Now, we can only imagine the humanitarian crisis in the Keys, the destruction of the grid that will leave some locations without power for weeks. There’s the heat, the humidity, the danger of businesses closing and employees losing their jobs due to the longevity of the closures. The loss of power will be impacting dialysis centers and some hospitals. We can imagine the mass hopelessness and depression for tens of thousands of affected Floridians who have seen their homes become uninhabitable; the destroyed cars; and less than half of Florida homes had flood insurance. Speaking of insurance, how many insurance companies may go belly up in coming months because of the incalculably large payouts that are coming between Harvey and Irma? What does that do to property insurance costs for all of us in the future? So far, the loss of life has been low. Some of that is due to timely advanced warning and preparation. As for the physical catastrophe, we’re only just beginning to grasp its grim scope.

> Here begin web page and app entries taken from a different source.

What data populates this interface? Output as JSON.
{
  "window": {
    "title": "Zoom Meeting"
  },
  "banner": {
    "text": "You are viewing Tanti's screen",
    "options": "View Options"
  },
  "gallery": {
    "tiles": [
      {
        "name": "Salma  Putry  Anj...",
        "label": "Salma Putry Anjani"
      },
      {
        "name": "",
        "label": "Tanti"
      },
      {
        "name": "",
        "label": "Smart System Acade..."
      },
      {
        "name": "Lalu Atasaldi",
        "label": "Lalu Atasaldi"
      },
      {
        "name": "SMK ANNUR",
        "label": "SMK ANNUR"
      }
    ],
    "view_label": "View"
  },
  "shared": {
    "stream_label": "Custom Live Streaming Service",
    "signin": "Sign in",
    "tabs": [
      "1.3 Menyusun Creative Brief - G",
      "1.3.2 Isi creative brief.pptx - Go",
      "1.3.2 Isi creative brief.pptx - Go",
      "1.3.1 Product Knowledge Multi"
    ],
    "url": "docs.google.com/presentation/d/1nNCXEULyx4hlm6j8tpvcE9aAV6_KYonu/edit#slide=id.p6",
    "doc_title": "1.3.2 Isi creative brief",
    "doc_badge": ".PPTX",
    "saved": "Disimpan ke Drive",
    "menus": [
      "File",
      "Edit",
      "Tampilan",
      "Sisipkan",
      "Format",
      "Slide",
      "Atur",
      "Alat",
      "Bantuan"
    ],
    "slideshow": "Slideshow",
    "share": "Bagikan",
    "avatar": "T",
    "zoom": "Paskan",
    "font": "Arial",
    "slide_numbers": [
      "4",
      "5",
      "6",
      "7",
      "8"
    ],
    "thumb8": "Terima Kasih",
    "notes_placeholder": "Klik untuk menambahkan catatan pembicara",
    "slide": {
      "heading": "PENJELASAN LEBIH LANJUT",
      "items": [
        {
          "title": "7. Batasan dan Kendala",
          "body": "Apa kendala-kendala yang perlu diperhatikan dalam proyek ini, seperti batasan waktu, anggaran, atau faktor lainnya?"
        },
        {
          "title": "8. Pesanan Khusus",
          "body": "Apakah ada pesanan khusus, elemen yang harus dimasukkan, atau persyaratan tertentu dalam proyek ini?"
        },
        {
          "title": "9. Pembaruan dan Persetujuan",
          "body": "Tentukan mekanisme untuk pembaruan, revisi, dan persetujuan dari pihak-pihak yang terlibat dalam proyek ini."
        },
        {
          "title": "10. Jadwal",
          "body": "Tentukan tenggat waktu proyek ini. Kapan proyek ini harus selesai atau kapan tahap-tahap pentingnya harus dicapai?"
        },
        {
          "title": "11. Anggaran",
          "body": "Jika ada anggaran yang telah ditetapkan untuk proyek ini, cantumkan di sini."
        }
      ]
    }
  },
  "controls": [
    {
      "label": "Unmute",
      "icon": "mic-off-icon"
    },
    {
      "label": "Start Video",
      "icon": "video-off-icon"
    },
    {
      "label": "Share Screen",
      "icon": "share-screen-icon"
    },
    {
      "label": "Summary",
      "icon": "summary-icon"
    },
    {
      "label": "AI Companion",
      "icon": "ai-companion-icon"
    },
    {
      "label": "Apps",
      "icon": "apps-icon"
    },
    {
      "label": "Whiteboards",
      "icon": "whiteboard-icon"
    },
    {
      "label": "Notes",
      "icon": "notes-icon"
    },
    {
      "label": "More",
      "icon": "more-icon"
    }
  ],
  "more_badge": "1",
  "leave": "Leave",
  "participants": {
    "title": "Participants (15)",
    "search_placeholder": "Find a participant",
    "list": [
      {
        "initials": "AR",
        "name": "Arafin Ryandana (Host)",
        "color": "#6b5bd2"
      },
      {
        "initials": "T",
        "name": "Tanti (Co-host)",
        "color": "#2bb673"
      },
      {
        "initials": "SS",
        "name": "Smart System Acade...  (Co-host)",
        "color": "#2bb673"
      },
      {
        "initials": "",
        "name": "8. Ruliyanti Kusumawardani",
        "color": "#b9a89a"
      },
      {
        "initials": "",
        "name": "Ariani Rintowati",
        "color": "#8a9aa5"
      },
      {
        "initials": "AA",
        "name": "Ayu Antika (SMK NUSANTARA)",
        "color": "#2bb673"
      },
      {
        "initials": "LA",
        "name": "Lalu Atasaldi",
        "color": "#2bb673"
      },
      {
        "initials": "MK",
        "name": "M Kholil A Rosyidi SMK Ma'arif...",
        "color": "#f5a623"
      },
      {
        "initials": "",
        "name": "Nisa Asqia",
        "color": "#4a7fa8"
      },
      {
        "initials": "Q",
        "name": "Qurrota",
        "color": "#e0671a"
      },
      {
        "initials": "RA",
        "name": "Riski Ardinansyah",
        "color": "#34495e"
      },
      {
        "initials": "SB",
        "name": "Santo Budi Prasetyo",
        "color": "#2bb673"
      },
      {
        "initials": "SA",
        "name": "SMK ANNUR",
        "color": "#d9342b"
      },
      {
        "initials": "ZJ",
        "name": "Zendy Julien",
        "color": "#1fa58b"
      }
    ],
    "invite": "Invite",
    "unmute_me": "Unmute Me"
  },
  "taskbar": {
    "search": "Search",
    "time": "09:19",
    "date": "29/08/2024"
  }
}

No, the track forecast did not approach being “spot on” the whole way in this long-lived and vicious tropical cyclone. It was, however, a critical element in keeping a huge population informed as to the dangers and the rare size of the threat, and the most likely probabilities for this raging monster’s behavior.